You may have already watched the video I previously published, but I decided a food paradise this marvelous should also be documented with photos and a few thoughts as well.
So here it is…
I had read of the Gwangjang Market in Seoul before visiting, but to be honest the day I went, I didn’t even have plans to go, but just sort of stumbled upon it while exploring the city.
Walking in the side entrance, I wasn’t all that impressed; It would be great if you’re interested in fabric and sewing materials, but I wasn’t.
But I knew there was food somewhere within the market, so I kept exploring.
And that’s about the time I walked straight into the bountiful den of Korean street food that Gwangjang Market is so famous for.
It was like an industrial warehouse, steam and fumes rising to the roof and the dim artificial lighting made everything look grey and orange.
The Gwangjang Market was an overwhelming site of gastronomic beauty, mounds of food and hungry people eating in every direction.
The vendors at the market were extremely kind – and I’m talking about that motherly genuine kindness like mama dosa in Yangon. They each smiled, with an honest invitation that was enticing and nearly impossible to resist.
I did resist for about five minutes, until choosing a worthy stall to sit down and start ordering.
The first stall I ate at was piled high with food and all the smells left me confused and hungry for everything!
I will admit, black and spongy, soondae blood sausage isn’t the most pretty South Korean food to eat, but when it’s as popular as it is, it’s a must try!
While some blood sausage I’ve enjoyed is a little on the dry side, the Korean version is remarkably juicy.
Take an intestine, stuff it full of a mixture of blood and glutinous rice, throw in some spices and salt, then steam it on high and you’ve got a piping hot meaty treat.
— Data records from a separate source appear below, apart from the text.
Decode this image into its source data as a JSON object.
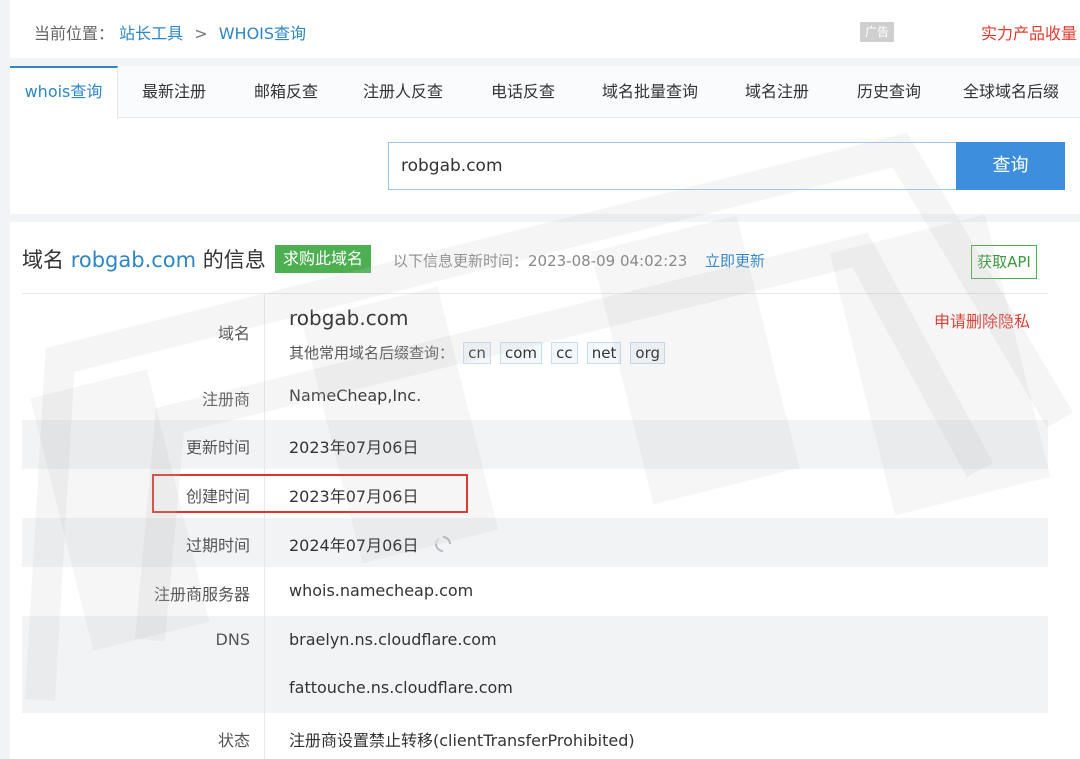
{
  "breadcrumb": {
    "prefix": "当前位置：",
    "item1": "站长工具",
    "separator": ">",
    "item2": "WHOIS查询"
  },
  "ad": {
    "tag": "广告",
    "text": "实力产品收量"
  },
  "tabs": [
    {
      "label": "whois查询",
      "active": true
    },
    {
      "label": "最新注册"
    },
    {
      "label": "邮箱反查"
    },
    {
      "label": "注册人反查"
    },
    {
      "label": "电话反查"
    },
    {
      "label": "域名批量查询"
    },
    {
      "label": "域名注册"
    },
    {
      "label": "历史查询"
    },
    {
      "label": "全球域名后缀"
    }
  ],
  "search": {
    "value": "robgab.com",
    "button": "查询"
  },
  "info": {
    "title_prefix": "域名 ",
    "title_domain": "robgab.com",
    "title_suffix": " 的信息",
    "buy_badge": "求购此域名",
    "update_text": "以下信息更新时间：2023-08-09 04:02:23",
    "update_link": "立即更新",
    "api_button": "获取API"
  },
  "rows": {
    "domain_label": "域名",
    "domain_value": "robgab.com",
    "privacy_link": "申请删除隐私",
    "suffix_label": "其他常用域名后缀查询：",
    "suffixes": [
      "cn",
      "com",
      "cc",
      "net",
      "org"
    ],
    "registrar_label": "注册商",
    "registrar_value": "NameCheap,Inc.",
    "updated_label": "更新时间",
    "updated_value": "2023年07月06日",
    "created_label": "创建时间",
    "created_value": "2023年07月06日",
    "expire_label": "过期时间",
    "expire_value": "2024年07月06日",
    "server_label": "注册商服务器",
    "server_value": "whois.namecheap.com",
    "dns_label": "DNS",
    "dns_values": [
      "braelyn.ns.cloudflare.com",
      "fattouche.ns.cloudflare.com"
    ],
    "status_label": "状态",
    "status_value": "注册商设置禁止转移(clientTransferProhibited)"
  },
  "colors": {
    "accent": "#2e86c9",
    "button": "#3d8fde",
    "green": "#4caf50",
    "red": "#e23a2f"
  }
}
It was soft, not at all chewy, but slightly sticky. The soondae was served along with a handful of chopped lungs thrown on top and a side of salt, which I can’t really imagine why anyone would need as it was quite salty from the start (if you haven’t watched the Gwangjang Market video, check it out).
Gimbap is among the essential list of Korean food, rice and a few pickled veggies packed into seaweed, rolled up and sliced into bite sized pieces.
At the Gwangjang Market the vendor also drizzled the gimbap with toasted sesame seeds and some kind of sweet oil. It made for a great accompaniment to the soondae!
Tteokbokki is one of the most popular Korean street food dishes, so you can be assured it was widely available, simmering in its blood red chili sauce all over the market.
The chewy rice cake chunks and the egg that was served with this helping, was warm and wonderful!
Gwangjang Market is particularly famous throughout Seoul for the tasty mungbean pancakes known as bindaetteok.
In the center of the street food alley, there were a number of ladies with highly attractive stalls selling the deep fried delicacy.
I choose at random the first lady that smiled and was soon seated on a bench as she sliced up the pancake with a pair of shears and thrust it my way along with a side of sauce and a bowl of kimchi.
It was extra crispy on the outside and soft like mashed potatoes on the inside. The soy vinegar onion sauce elevated each bite into an even further dimensions of deliciousness.
… And as always, kimchi was a welcome addition in-between bites.
I was enthralled and thrilled by everything at the market, from the food to the people to the scenery and the glorious smells – I’d really have to say that a food trip to the Gwangjang Market is one of the most remarkable things to do in Seoul!
Dazed by the wonderful flavors, the overwhelming bounty of Korean street food, and the luscious culinary fumes, I stumbled out of the Gwangjang Market patting my stomach with extreme satisfaction!